[TASK INPUT Boundary: Start]
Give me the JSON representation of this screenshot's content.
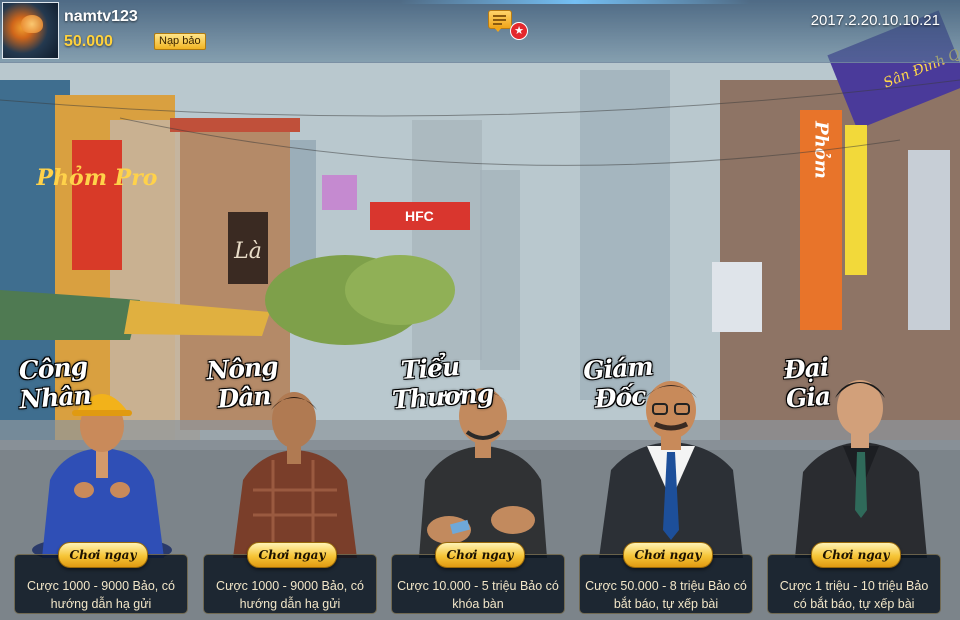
{
  "user": {
    "name": "namtv123",
    "balance": "50.000",
    "topup_label": "Nạp bảo"
  },
  "header": {
    "datetime": "2017.2.20.10.10.21",
    "notification_badge": "★"
  },
  "icons": {
    "avatar": "jellyfish-avatar",
    "chat": "chat-bubble-icon",
    "badge": "star-badge-icon"
  },
  "colors": {
    "accent_gold": "#f6c436",
    "balance_gold": "#ffd23c",
    "badge_red": "#e4282d"
  },
  "shop_signs": [
    "Phỏm Pro",
    "Là",
    "HFC",
    "Phỏm",
    "Sân Đình Quán"
  ],
  "games": [
    {
      "id": "cong-nhan",
      "title": "Công Nhân",
      "play_label": "Chơi ngay",
      "description": "Cược 1000 - 9000 Bảo, có hướng dẫn hạ gửi"
    },
    {
      "id": "nong-dan",
      "title": "Nông Dân",
      "play_label": "Chơi ngay",
      "description": "Cược 1000 - 9000 Bảo, có hướng dẫn hạ gửi"
    },
    {
      "id": "tieu-thuong",
      "title": "Tiểu Thương",
      "play_label": "Chơi ngay",
      "description": "Cược 10.000 - 5 triệu Bảo có khóa bàn"
    },
    {
      "id": "giam-doc",
      "title": "Giám Đốc",
      "play_label": "Chơi ngay",
      "description": "Cược 50.000 - 8 triệu Bảo có bắt báo, tự xếp bài"
    },
    {
      "id": "dai-gia",
      "title": "Đại Gia",
      "play_label": "Chơi ngay",
      "description": "Cược 1 triệu - 10 triệu Bảo có bắt báo, tự xếp bài"
    }
  ]
}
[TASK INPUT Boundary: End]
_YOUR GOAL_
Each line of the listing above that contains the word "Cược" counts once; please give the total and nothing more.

_YOUR SOLUTION_
5